One of Horsley's pastimes was the menagerie he kept in the back garden of the Rectory, which, in fine weather, never failed to attract bands of small children and curious grown ups. The animals included a colony of guinea pigs which were contained inside a moveable wire enclosure. This was regularly repositioned across the lawn and (in effect) worked as a lawnmower doing wonders for the quality of the grass. Other creatures were loaned to the Rector for periods of time making up a charming miniature zoo.

The Monkey Park 1901 

Among the feathered varieties on display were a pair of owls kept in a cage beneath the shade of a tree, some jacobin pigeons in another cage, and some cockatoos. But it was a handful of little monkeys of different species that were the main attraction. Kept on long chains so they could roam about without escaping, there was always lots of interest in them, especially when they got entangled and a fight ensued. Named Jimmy, Joe and Baby, they brought hours of fun to the little ...monkeys of St Peter's parish.

The menagerie was fondly remembered long after Canon Horsley's demise. Even today, a century later, there is still a part of the church grounds that is known as 'The Monkey Garden' or 'the Monkey Park.'

John W. Horsley in his younger days

Copyright: Jack McInroy © 2010 - Adapted 2012


  1. Fascinating. Just found in an old copy of my Sunday Times Newspaper dated 6.03.16 in the gardening section, an article featuring Julie Myerson. She wrote The Lovely Bones book. SHe now lives in the Vicarage and her garden is indeed in the Monkey Garden!.

    1. Think there is a bit of confusion here. Alice Sebold wrote "The Lovely Bones" I think the reference to the lovely bones in the Times article was artistic licence as Julie Myerson's garden overlooks the Graveyard. Myerson wrote "Home"
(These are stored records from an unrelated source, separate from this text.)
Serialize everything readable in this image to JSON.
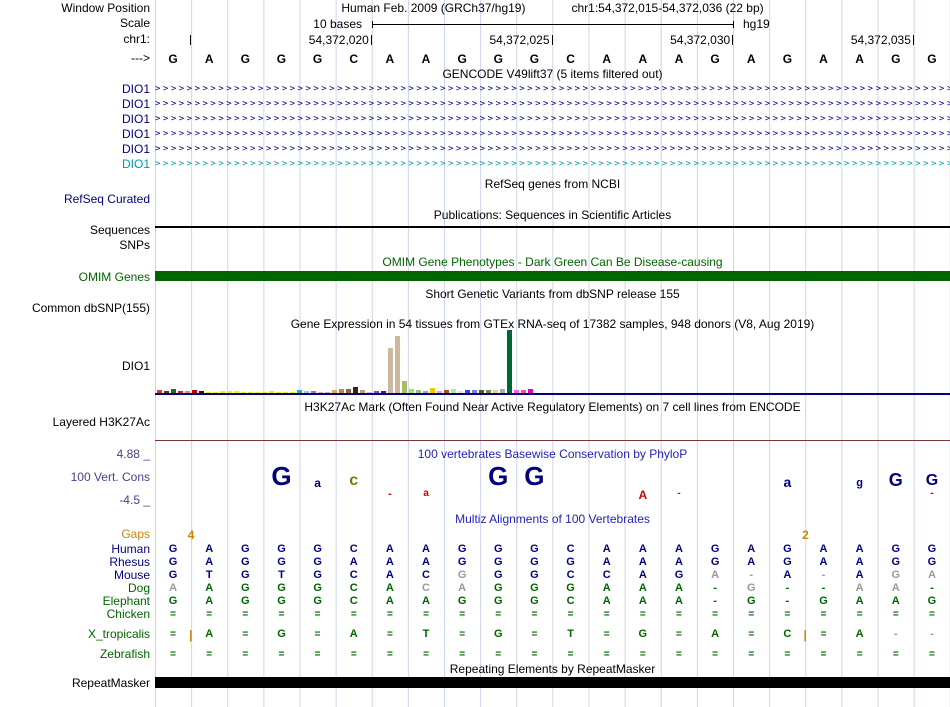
{
  "colors": {
    "navy": "#000080",
    "teal": "#0099AA",
    "green": "#006400",
    "gray": "#999999",
    "orange": "#C8860B",
    "red": "#CC0000",
    "olive": "#7A7A00",
    "title_blue": "#2222BB",
    "axis": "#444488",
    "grid": "#CBD5EA",
    "omim_bar": "#006400",
    "gtex_baseline": "#000080",
    "h3k27ac_line": "#7A3535",
    "sequences_line": "#000000",
    "repeat_bar": "#000000"
  },
  "header": {
    "assembly_title": "Human Feb. 2009 (GRCh37/hg19)",
    "position_title": "chr1:54,372,015-54,372,036 (22 bp)"
  },
  "left_labels": {
    "window_position": "Window Position",
    "scale": "Scale",
    "chrom": "chr1:",
    "strand": "--->",
    "refseq_curated": "RefSeq Curated",
    "sequences": "Sequences",
    "snps": "SNPs",
    "omim": "OMIM Genes",
    "dbsnp": "Common dbSNP(155)",
    "gtex_gene": "DIO1",
    "h3k27ac": "Layered H3K27Ac",
    "phylop_max": "4.88 _",
    "phylop_track": "100 Vert. Cons",
    "phylop_min": "-4.5 _",
    "gaps": "Gaps",
    "repeatmasker": "RepeatMasker"
  },
  "ruler": {
    "scale_text": "10 bases",
    "assembly": "hg19",
    "ticks": [
      {
        "boundary": 1,
        "label": ""
      },
      {
        "boundary": 6,
        "label": "54,372,020"
      },
      {
        "boundary": 11,
        "label": "54,372,025"
      },
      {
        "boundary": 16,
        "label": "54,372,030"
      },
      {
        "boundary": 21,
        "label": "54,372,035"
      }
    ]
  },
  "sequence": {
    "bases": [
      "G",
      "A",
      "G",
      "G",
      "G",
      "C",
      "A",
      "A",
      "G",
      "G",
      "G",
      "C",
      "A",
      "A",
      "A",
      "G",
      "A",
      "G",
      "A",
      "A",
      "G",
      "G"
    ]
  },
  "titles": {
    "gencode": "GENCODE V49lift37 (5 items filtered out)",
    "refseq": "RefSeq genes from NCBI",
    "publications": "Publications: Sequences in Scientific Articles",
    "omim": "OMIM Gene Phenotypes - Dark Green Can Be Disease-causing",
    "dbsnp": "Short Genetic Variants from dbSNP release 155",
    "gtex": "Gene Expression in 54 tissues from GTEx RNA-seq of 17382 samples, 948 donors (V8, Aug 2019)",
    "h3k27ac": "H3K27Ac Mark (Often Found Near Active Regulatory Elements) on 7 cell lines from ENCODE",
    "phylop": "100 vertebrates Basewise Conservation by PhyloP",
    "multiz": "Multiz Alignments of 100 Vertebrates",
    "repeatmasker": "Repeating Elements by RepeatMasker"
  },
  "gencode": {
    "items": [
      {
        "label": "DIO1",
        "color": "navy"
      },
      {
        "label": "DIO1",
        "color": "navy"
      },
      {
        "label": "DIO1",
        "color": "navy"
      },
      {
        "label": "DIO1",
        "color": "navy"
      },
      {
        "label": "DIO1",
        "color": "navy"
      },
      {
        "label": "DIO1",
        "color": "teal"
      }
    ]
  },
  "gtex": {
    "bars": [
      [
        3,
        "#CC4422"
      ],
      [
        2,
        "#882211"
      ],
      [
        4,
        "#226622"
      ],
      [
        2,
        "#CC2222"
      ],
      [
        2,
        "#DD8877"
      ],
      [
        3,
        "#BB0000"
      ],
      [
        2,
        "#550000"
      ],
      [
        1,
        "#EEEE00"
      ],
      [
        1,
        "#EEEE00"
      ],
      [
        2,
        "#EEEE00"
      ],
      [
        2,
        "#EEEE00"
      ],
      [
        2,
        "#EEEE00"
      ],
      [
        1,
        "#EEEE00"
      ],
      [
        1,
        "#EEEE00"
      ],
      [
        1,
        "#EEEE00"
      ],
      [
        1,
        "#EEEE00"
      ],
      [
        2,
        "#EEEE00"
      ],
      [
        1,
        "#EEEE00"
      ],
      [
        1,
        "#EEEE00"
      ],
      [
        1,
        "#EEEE00"
      ],
      [
        3,
        "#33AAAA"
      ],
      [
        2,
        "#88CCEE"
      ],
      [
        2,
        "#AA66CC"
      ],
      [
        1,
        "#EEAACC"
      ],
      [
        1,
        "#CCAADD"
      ],
      [
        3,
        "#DDAA66"
      ],
      [
        4,
        "#BB8844"
      ],
      [
        4,
        "#886644"
      ],
      [
        6,
        "#442200"
      ],
      [
        3,
        "#BB9988"
      ],
      [
        1,
        "#EEAACC"
      ],
      [
        2,
        "#8844CC"
      ],
      [
        2,
        "#660099"
      ],
      [
        45,
        "#CDB79E"
      ],
      [
        57,
        "#CDB79E"
      ],
      [
        12,
        "#AABB66"
      ],
      [
        4,
        "#99EE44"
      ],
      [
        3,
        "#99BB88"
      ],
      [
        2,
        "#9999EE"
      ],
      [
        5,
        "#EEC900"
      ],
      [
        2,
        "#EE99DD"
      ],
      [
        3,
        "#995522"
      ],
      [
        4,
        "#AAEE99"
      ],
      [
        2,
        "#DDDDDD"
      ],
      [
        3,
        "#3344DD"
      ],
      [
        3,
        "#7777EE"
      ],
      [
        3,
        "#555522"
      ],
      [
        3,
        "#778855"
      ],
      [
        3,
        "#EECC88"
      ],
      [
        4,
        "#AAAAAA"
      ],
      [
        63,
        "#006633"
      ],
      [
        3,
        "#EE66EE"
      ],
      [
        3,
        "#EE5599"
      ],
      [
        4,
        "#EE00BB"
      ]
    ]
  },
  "phylop": {
    "glyphs": [
      {
        "col": 3,
        "ch": "G",
        "cl": "navy",
        "size": 26,
        "below": false
      },
      {
        "col": 4,
        "ch": "a",
        "cl": "navy",
        "size": 12,
        "below": false
      },
      {
        "col": 5,
        "ch": "c",
        "cl": "olive",
        "size": 16,
        "below": false
      },
      {
        "col": 6,
        "ch": "-",
        "cl": "red",
        "size": 11,
        "below": true
      },
      {
        "col": 7,
        "ch": "a",
        "cl": "red",
        "size": 10,
        "below": true
      },
      {
        "col": 9,
        "ch": "G",
        "cl": "navy",
        "size": 26,
        "below": false
      },
      {
        "col": 10,
        "ch": "G",
        "cl": "navy",
        "size": 26,
        "below": false
      },
      {
        "col": 13,
        "ch": "A",
        "cl": "red",
        "size": 12,
        "below": true
      },
      {
        "col": 14,
        "ch": "-",
        "cl": "red",
        "size": 10,
        "below": true
      },
      {
        "col": 17,
        "ch": "a",
        "cl": "navy",
        "size": 14,
        "below": false
      },
      {
        "col": 19,
        "ch": "g",
        "cl": "navy",
        "size": 11,
        "below": false
      },
      {
        "col": 20,
        "ch": "G",
        "cl": "navy",
        "size": 18,
        "below": false
      },
      {
        "col": 21,
        "ch": "G",
        "cl": "navy",
        "size": 16,
        "below": false
      },
      {
        "col": 21,
        "ch": "-",
        "cl": "red",
        "size": 10,
        "below": true
      }
    ]
  },
  "multiz": {
    "gaps": {
      "markers": [
        {
          "boundary": 1,
          "count": "4"
        },
        {
          "boundary": 18,
          "count": "2"
        }
      ]
    },
    "insert_pipes": [
      1,
      18
    ],
    "rows": [
      {
        "name": "Human",
        "color": "n",
        "seq": "GAGGGCAAGGGCAAAGAGAAGG",
        "cls": "nnnnnnnnnnnnnnnnnnnnnn"
      },
      {
        "name": "Rhesus",
        "color": "n",
        "seq": "GAGGGAAAGGGGAAAGAGAAGG",
        "cls": "nnnnnnnnnnnnnnnnnnnnnn"
      },
      {
        "name": "Mouse",
        "color": "n",
        "seq": "GTGTGCACGGGCCAGA-A-AGA",
        "cls": "nnnnnnnngnnnnnnggngngg"
      },
      {
        "name": "Dog",
        "color": "e",
        "seq": "AAGGGCACAGGGAAA-G--AA-",
        "cls": "geeeeeeggeeeeeeegeegge"
      },
      {
        "name": "Elephant",
        "color": "e",
        "seq": "GAGGGCAAGGGCAAA-G-GAAG",
        "cls": "eeeeeeeeeeeeeeeeeeeeee"
      },
      {
        "name": "Chicken",
        "color": "e",
        "seq": "======================",
        "cls": "eeeeeeeeeeeeeeeeeeeeee"
      },
      {
        "name": "X_tropicalis",
        "color": "e",
        "seq": "=A=G=A=T=G=T=G=A=C=A--",
        "cls": "eeeeeeeeeeeeeeeeeeeegg"
      },
      {
        "name": "Zebrafish",
        "color": "e",
        "seq": "======================",
        "cls": "eeeeeeeeeeeeeeeeeeeeee"
      }
    ]
  }
}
  3. Upon inspecting books in my wife's uncle's possession until his death, we came upon a copy of Defoe's "Robinson Crusoe" published in London in the early 1900's. Inscribed on the frontispiece is a note from Rev. Canon Horsley who gifted this beautiful book to "Geo. Webb for perfect attendance, Christmas, 1903." George Webb served in Europe during the First World War as a corporal in the British cavalry. There is a stamp from "St. Petris School, Walworth" also on the front cover. I can only imagine the commitment the Rev. Canon had to his pupils and his commitment to religious instruction as described in this article. Thank you for helping to connect these thoughts and events in our family history. Perhaps this instruction helped Corporal Webb during the challenges of the terrible conflict at that time.

    1. Thanks John.
      If there is any chance of a photo/scan it will be greatly appreciated.